▶ [TASK GOAL]: Say how many lines in the records contain the string "placeholder". Nothing but the number should be given.

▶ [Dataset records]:
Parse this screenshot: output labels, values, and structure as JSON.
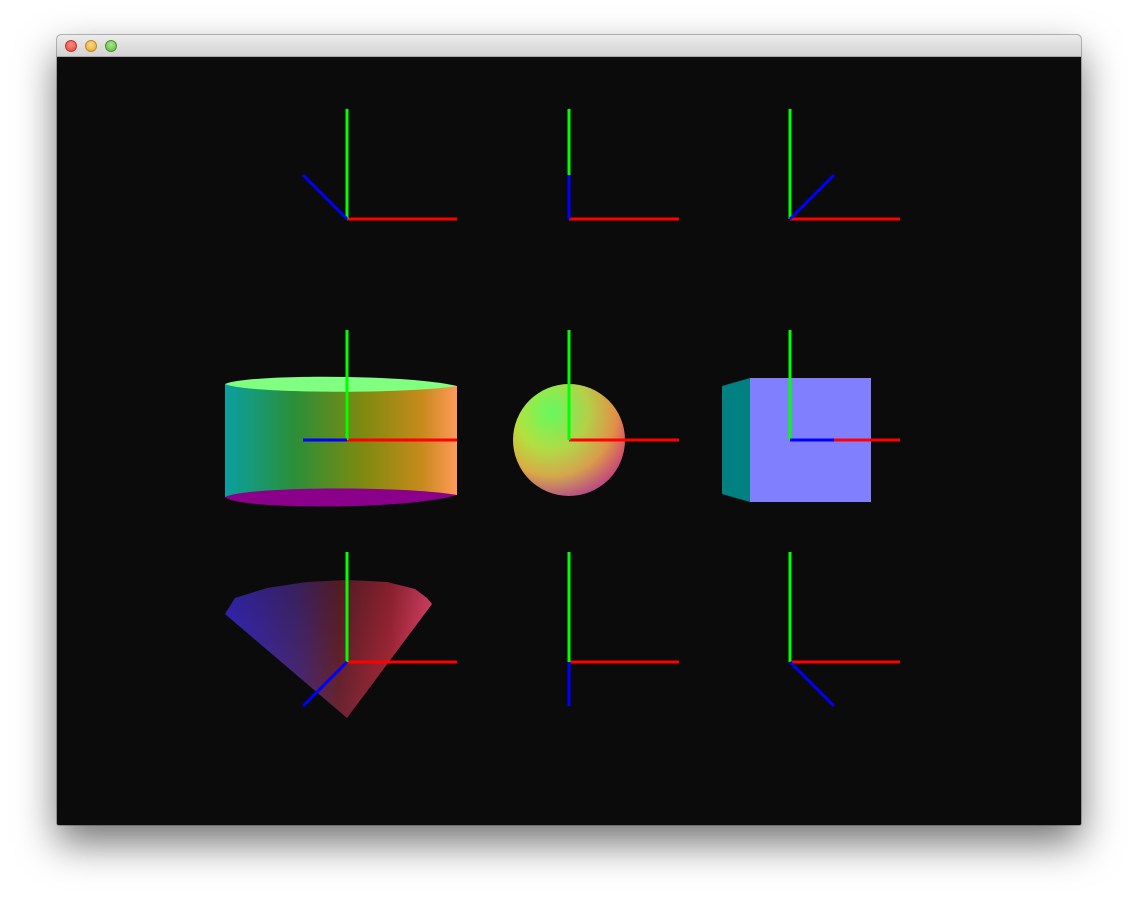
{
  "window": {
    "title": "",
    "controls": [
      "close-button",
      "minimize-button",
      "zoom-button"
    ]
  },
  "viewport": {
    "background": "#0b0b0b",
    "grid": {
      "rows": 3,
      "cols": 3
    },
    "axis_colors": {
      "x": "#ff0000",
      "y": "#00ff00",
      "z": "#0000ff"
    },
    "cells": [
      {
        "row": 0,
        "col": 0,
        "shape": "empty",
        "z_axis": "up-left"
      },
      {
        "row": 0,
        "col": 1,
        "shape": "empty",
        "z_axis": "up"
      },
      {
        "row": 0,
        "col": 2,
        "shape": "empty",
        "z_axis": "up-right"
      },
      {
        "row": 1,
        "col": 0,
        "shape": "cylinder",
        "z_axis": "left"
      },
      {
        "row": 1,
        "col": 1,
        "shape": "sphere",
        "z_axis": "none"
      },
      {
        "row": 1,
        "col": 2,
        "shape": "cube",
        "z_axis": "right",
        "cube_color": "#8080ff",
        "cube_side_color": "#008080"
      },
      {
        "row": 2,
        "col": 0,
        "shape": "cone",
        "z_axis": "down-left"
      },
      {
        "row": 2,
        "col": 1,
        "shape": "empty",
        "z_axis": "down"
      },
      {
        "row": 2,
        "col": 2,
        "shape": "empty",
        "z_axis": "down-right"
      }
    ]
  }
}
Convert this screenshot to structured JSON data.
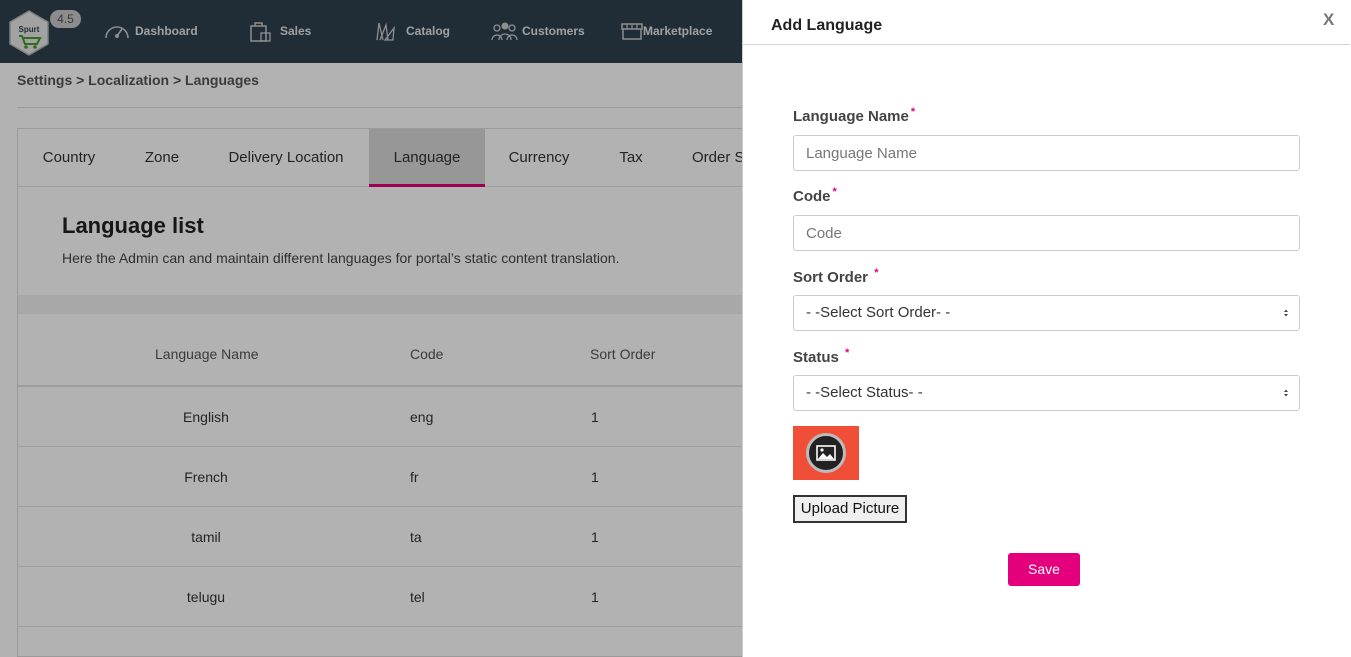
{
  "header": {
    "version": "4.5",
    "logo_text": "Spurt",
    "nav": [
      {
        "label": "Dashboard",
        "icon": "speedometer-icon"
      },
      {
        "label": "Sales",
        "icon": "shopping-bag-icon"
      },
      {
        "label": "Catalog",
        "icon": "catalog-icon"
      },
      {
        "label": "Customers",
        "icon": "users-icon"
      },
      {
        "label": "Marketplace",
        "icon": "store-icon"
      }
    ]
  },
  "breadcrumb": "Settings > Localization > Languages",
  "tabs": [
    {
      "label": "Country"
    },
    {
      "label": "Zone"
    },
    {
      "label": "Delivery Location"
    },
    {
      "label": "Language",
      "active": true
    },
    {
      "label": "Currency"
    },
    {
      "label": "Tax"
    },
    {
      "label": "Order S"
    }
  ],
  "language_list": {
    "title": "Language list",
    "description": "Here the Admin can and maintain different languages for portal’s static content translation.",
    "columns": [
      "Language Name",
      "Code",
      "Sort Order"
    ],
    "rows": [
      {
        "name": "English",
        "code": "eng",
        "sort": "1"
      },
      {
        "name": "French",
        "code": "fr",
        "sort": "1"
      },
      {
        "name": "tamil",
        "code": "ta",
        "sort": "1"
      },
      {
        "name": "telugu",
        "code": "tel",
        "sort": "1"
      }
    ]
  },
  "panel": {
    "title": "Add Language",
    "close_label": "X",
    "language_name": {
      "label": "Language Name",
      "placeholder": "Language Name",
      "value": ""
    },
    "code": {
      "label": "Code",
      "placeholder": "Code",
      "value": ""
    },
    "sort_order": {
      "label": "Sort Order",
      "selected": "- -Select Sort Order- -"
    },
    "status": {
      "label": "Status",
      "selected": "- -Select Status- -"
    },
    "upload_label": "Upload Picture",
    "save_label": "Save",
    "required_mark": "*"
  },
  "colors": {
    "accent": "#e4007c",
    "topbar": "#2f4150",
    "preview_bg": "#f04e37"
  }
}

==

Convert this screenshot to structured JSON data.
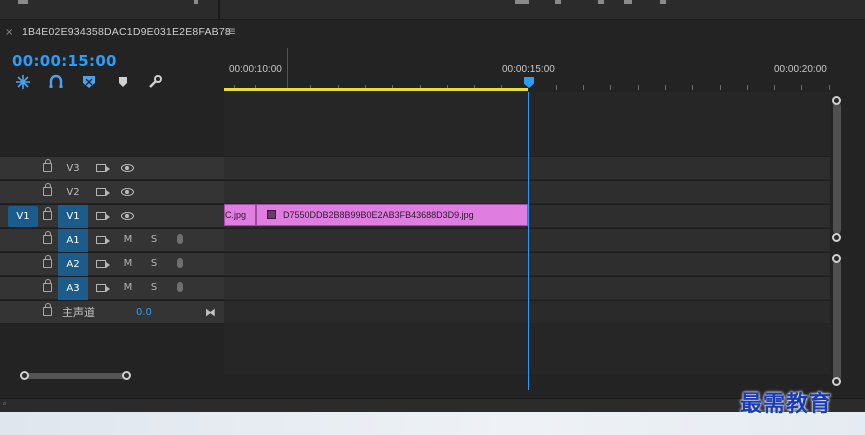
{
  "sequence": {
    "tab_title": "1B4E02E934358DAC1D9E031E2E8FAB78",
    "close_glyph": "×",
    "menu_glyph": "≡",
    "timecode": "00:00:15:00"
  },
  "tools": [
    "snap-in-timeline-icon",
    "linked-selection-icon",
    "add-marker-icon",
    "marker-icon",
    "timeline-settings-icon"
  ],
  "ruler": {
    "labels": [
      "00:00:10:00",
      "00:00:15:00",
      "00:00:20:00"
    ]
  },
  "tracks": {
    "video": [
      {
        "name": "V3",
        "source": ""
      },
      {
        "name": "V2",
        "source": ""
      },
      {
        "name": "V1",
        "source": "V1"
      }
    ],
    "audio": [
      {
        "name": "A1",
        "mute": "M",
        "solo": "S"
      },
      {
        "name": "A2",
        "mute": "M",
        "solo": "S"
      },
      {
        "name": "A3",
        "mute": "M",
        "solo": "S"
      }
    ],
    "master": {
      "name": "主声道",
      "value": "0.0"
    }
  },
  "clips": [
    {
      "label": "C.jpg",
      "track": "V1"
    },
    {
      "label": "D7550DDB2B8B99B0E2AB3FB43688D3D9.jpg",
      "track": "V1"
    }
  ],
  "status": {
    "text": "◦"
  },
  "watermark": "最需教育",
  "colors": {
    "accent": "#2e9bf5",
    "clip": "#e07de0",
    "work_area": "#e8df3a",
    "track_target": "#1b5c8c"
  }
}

▶ [ANSWER TO THIS PROBLEM]: 2